Six companies which promised to recover investment losses for people have been ordered into liquidation by the High Court.
An investigation by The Insolvency Service found that five of the companies were connected.
Between them, they left members of the public with losses of more than £350,000.
The connected companies involved all had registered offices in London and were Claremont Partnerships Ltd, Brookepoint Ltd, Brookcourt Trading Ltd, Cotexx Trading Ltd, and Manor Trade Ltd.
David Hill, chief investigator with The Insolvency Service, said: “These companies operated what were effectively scam boiler room operations that had no prospect of retrieving lost investments.
“The Insolvency Service will not allow such companies to fleece vulnerable and honest people.
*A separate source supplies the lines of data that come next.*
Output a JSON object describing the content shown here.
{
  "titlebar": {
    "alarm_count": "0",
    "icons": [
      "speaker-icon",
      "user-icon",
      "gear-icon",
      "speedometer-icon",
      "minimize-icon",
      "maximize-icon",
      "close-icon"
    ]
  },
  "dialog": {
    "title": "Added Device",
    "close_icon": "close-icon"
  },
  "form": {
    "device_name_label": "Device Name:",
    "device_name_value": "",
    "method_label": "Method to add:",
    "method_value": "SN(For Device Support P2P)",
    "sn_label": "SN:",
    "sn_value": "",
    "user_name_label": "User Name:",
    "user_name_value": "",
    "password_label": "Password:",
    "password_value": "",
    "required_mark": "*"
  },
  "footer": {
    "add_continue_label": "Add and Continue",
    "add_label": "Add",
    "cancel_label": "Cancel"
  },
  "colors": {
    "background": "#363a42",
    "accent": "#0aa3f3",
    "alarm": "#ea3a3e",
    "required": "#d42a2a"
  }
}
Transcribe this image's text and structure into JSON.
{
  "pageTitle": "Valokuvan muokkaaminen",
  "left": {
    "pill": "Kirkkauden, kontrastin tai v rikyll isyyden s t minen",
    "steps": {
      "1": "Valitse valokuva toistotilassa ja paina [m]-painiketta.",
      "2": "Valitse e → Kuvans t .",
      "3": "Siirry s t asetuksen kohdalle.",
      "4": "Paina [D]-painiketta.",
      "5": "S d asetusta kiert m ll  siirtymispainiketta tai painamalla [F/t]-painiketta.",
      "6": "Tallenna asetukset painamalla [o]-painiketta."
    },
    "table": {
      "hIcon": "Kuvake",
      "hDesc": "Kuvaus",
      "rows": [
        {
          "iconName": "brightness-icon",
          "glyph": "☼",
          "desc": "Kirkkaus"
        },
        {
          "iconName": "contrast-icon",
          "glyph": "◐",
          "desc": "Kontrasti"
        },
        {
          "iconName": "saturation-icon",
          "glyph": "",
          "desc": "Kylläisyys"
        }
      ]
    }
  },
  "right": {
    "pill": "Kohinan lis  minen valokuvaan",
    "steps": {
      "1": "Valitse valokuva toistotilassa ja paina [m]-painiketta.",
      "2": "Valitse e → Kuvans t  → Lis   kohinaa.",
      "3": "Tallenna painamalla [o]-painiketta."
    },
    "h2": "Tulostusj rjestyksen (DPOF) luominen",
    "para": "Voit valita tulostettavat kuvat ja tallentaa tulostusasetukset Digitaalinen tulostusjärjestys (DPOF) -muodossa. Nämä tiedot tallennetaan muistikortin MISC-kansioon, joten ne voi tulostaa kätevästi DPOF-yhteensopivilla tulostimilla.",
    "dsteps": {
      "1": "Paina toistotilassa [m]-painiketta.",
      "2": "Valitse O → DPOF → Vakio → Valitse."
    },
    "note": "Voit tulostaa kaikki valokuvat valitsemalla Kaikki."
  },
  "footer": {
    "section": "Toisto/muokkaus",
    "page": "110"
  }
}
“We will investigate these abuses and close down companies if they are found to be operating against the public interest.”
The companies targeted individuals who had previously purchased investments such as carbon credits and rare earth metals from other companies, some of which had previously been wound up in the public interest.
“Exit strategies” were promised and substantial “advance fees” were required, which were in some instances represented as refundable.
In the case of Claremont, it also claimed that its guarantee which made promises of returns on sale was underwritten by Axa, which was untrue.
The sixth company, Etonstanley Ltd, resulted in at least £51,800 of losses to members of the public.
The company targeted elderly and vulnerable individuals who had already purchased carbon credits from companies that have been wound up in the public interest for trading without commercial probity and making false statements.